Stage 8 Bodega Bay > SF, CA. 72 mi / 4700 ft
I could sense the void on the horizon. I just spent 7 days in a row on the bike. What the hell am I going to do when this is all over? Sit in the van and drive, that's what. There's an incredible shift in perspective (and scale) after a trip like this. Many riders in the group had ridden In Gamba tours or done something similar before but for others, this was a first. A new routine formed. One that orbited our highest passion and dictated all decisions be based around the bike. Another day, another 100 miles, another 1000 smiles. That scale completely redefines a Sunday century and the effort it takes to complete it. Big rides just look like another day on the bike now.
These days spent on the bike offered such frequent reminders that this effort is expressly designed to use our strengths to bring awareness to those that have lost theirs. Every rider has a story of tragedy or triumph with cancer and through this journey, we all learned that everyone has a their own private battles. The privilege of someone sharing their battle with you along with a "thank you for doing this" is one that is still sinking in.
Crossing the Golden Gate Bridge was the closest thing to a fully registered reality that would come during this trip. There was no greater icon of completing the journey than that silhouette. A personal achievement for us, but only an opening statement for the greater idea that everyone has a fight and those that want to help are legion. There's a sliding scale of importance in this fight and we're just happy to be contributing in any way possible.
For me, this was perfectly illustrated in the bike I rode and the story that goes with it:

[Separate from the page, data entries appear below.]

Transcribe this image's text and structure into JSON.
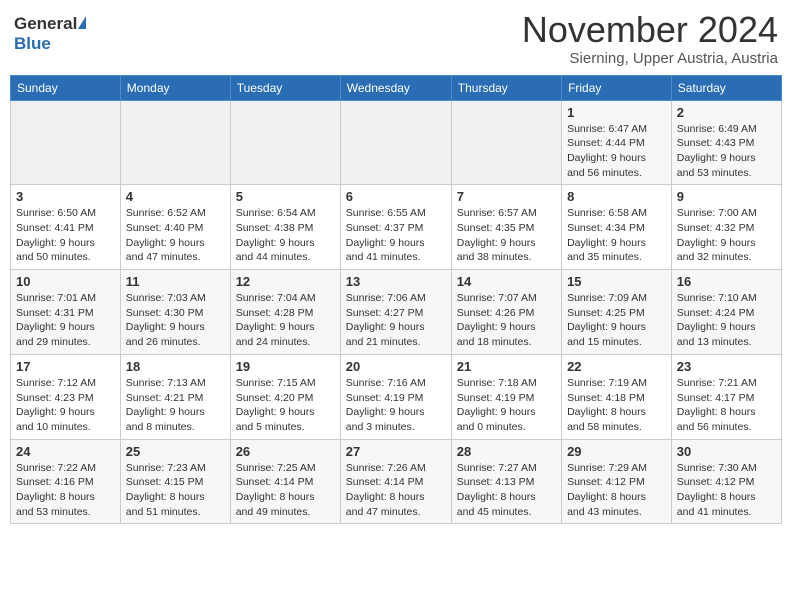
{
  "header": {
    "logo_general": "General",
    "logo_blue": "Blue",
    "month_title": "November 2024",
    "location": "Sierning, Upper Austria, Austria"
  },
  "weekdays": [
    "Sunday",
    "Monday",
    "Tuesday",
    "Wednesday",
    "Thursday",
    "Friday",
    "Saturday"
  ],
  "rows": [
    [
      {
        "day": "",
        "details": ""
      },
      {
        "day": "",
        "details": ""
      },
      {
        "day": "",
        "details": ""
      },
      {
        "day": "",
        "details": ""
      },
      {
        "day": "",
        "details": ""
      },
      {
        "day": "1",
        "details": "Sunrise: 6:47 AM\nSunset: 4:44 PM\nDaylight: 9 hours\nand 56 minutes."
      },
      {
        "day": "2",
        "details": "Sunrise: 6:49 AM\nSunset: 4:43 PM\nDaylight: 9 hours\nand 53 minutes."
      }
    ],
    [
      {
        "day": "3",
        "details": "Sunrise: 6:50 AM\nSunset: 4:41 PM\nDaylight: 9 hours\nand 50 minutes."
      },
      {
        "day": "4",
        "details": "Sunrise: 6:52 AM\nSunset: 4:40 PM\nDaylight: 9 hours\nand 47 minutes."
      },
      {
        "day": "5",
        "details": "Sunrise: 6:54 AM\nSunset: 4:38 PM\nDaylight: 9 hours\nand 44 minutes."
      },
      {
        "day": "6",
        "details": "Sunrise: 6:55 AM\nSunset: 4:37 PM\nDaylight: 9 hours\nand 41 minutes."
      },
      {
        "day": "7",
        "details": "Sunrise: 6:57 AM\nSunset: 4:35 PM\nDaylight: 9 hours\nand 38 minutes."
      },
      {
        "day": "8",
        "details": "Sunrise: 6:58 AM\nSunset: 4:34 PM\nDaylight: 9 hours\nand 35 minutes."
      },
      {
        "day": "9",
        "details": "Sunrise: 7:00 AM\nSunset: 4:32 PM\nDaylight: 9 hours\nand 32 minutes."
      }
    ],
    [
      {
        "day": "10",
        "details": "Sunrise: 7:01 AM\nSunset: 4:31 PM\nDaylight: 9 hours\nand 29 minutes."
      },
      {
        "day": "11",
        "details": "Sunrise: 7:03 AM\nSunset: 4:30 PM\nDaylight: 9 hours\nand 26 minutes."
      },
      {
        "day": "12",
        "details": "Sunrise: 7:04 AM\nSunset: 4:28 PM\nDaylight: 9 hours\nand 24 minutes."
      },
      {
        "day": "13",
        "details": "Sunrise: 7:06 AM\nSunset: 4:27 PM\nDaylight: 9 hours\nand 21 minutes."
      },
      {
        "day": "14",
        "details": "Sunrise: 7:07 AM\nSunset: 4:26 PM\nDaylight: 9 hours\nand 18 minutes."
      },
      {
        "day": "15",
        "details": "Sunrise: 7:09 AM\nSunset: 4:25 PM\nDaylight: 9 hours\nand 15 minutes."
      },
      {
        "day": "16",
        "details": "Sunrise: 7:10 AM\nSunset: 4:24 PM\nDaylight: 9 hours\nand 13 minutes."
      }
    ],
    [
      {
        "day": "17",
        "details": "Sunrise: 7:12 AM\nSunset: 4:23 PM\nDaylight: 9 hours\nand 10 minutes."
      },
      {
        "day": "18",
        "details": "Sunrise: 7:13 AM\nSunset: 4:21 PM\nDaylight: 9 hours\nand 8 minutes."
      },
      {
        "day": "19",
        "details": "Sunrise: 7:15 AM\nSunset: 4:20 PM\nDaylight: 9 hours\nand 5 minutes."
      },
      {
        "day": "20",
        "details": "Sunrise: 7:16 AM\nSunset: 4:19 PM\nDaylight: 9 hours\nand 3 minutes."
      },
      {
        "day": "21",
        "details": "Sunrise: 7:18 AM\nSunset: 4:19 PM\nDaylight: 9 hours\nand 0 minutes."
      },
      {
        "day": "22",
        "details": "Sunrise: 7:19 AM\nSunset: 4:18 PM\nDaylight: 8 hours\nand 58 minutes."
      },
      {
        "day": "23",
        "details": "Sunrise: 7:21 AM\nSunset: 4:17 PM\nDaylight: 8 hours\nand 56 minutes."
      }
    ],
    [
      {
        "day": "24",
        "details": "Sunrise: 7:22 AM\nSunset: 4:16 PM\nDaylight: 8 hours\nand 53 minutes."
      },
      {
        "day": "25",
        "details": "Sunrise: 7:23 AM\nSunset: 4:15 PM\nDaylight: 8 hours\nand 51 minutes."
      },
      {
        "day": "26",
        "details": "Sunrise: 7:25 AM\nSunset: 4:14 PM\nDaylight: 8 hours\nand 49 minutes."
      },
      {
        "day": "27",
        "details": "Sunrise: 7:26 AM\nSunset: 4:14 PM\nDaylight: 8 hours\nand 47 minutes."
      },
      {
        "day": "28",
        "details": "Sunrise: 7:27 AM\nSunset: 4:13 PM\nDaylight: 8 hours\nand 45 minutes."
      },
      {
        "day": "29",
        "details": "Sunrise: 7:29 AM\nSunset: 4:12 PM\nDaylight: 8 hours\nand 43 minutes."
      },
      {
        "day": "30",
        "details": "Sunrise: 7:30 AM\nSunset: 4:12 PM\nDaylight: 8 hours\nand 41 minutes."
      }
    ]
  ]
}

This 2007 Serotta Fierte belonged to Gene Burden, my girlfriend Larissa's father. You can see his name on the top tube. Gene passed this last summer from Bile duct cancer (cholangiocarcenoma) that quickly spread through his body. Gene and I had become pretty close in the short time we knew each other. We shared stories about rides in Colorado and Oregon and we both suffered from Ulcerative Colitis. His family asked me to keep this bike for him and that honor has been tremendous. To ride this machine in his spirit has been the most important aspect of this trip from my perspective. Through all of the scenery and good times that were had, keeping focus on the meaning of the ride was paramount and completely illustrated here.
Mettle Cycling was honored to be able to contribute some prizes and material support to the riders. Our new friend #WendelTheWesty got some decals while carrying food, bikes, and our little furry mascots. We also put together a top-shelf prize package of everything we currently make to one lucky winner (still TBD!)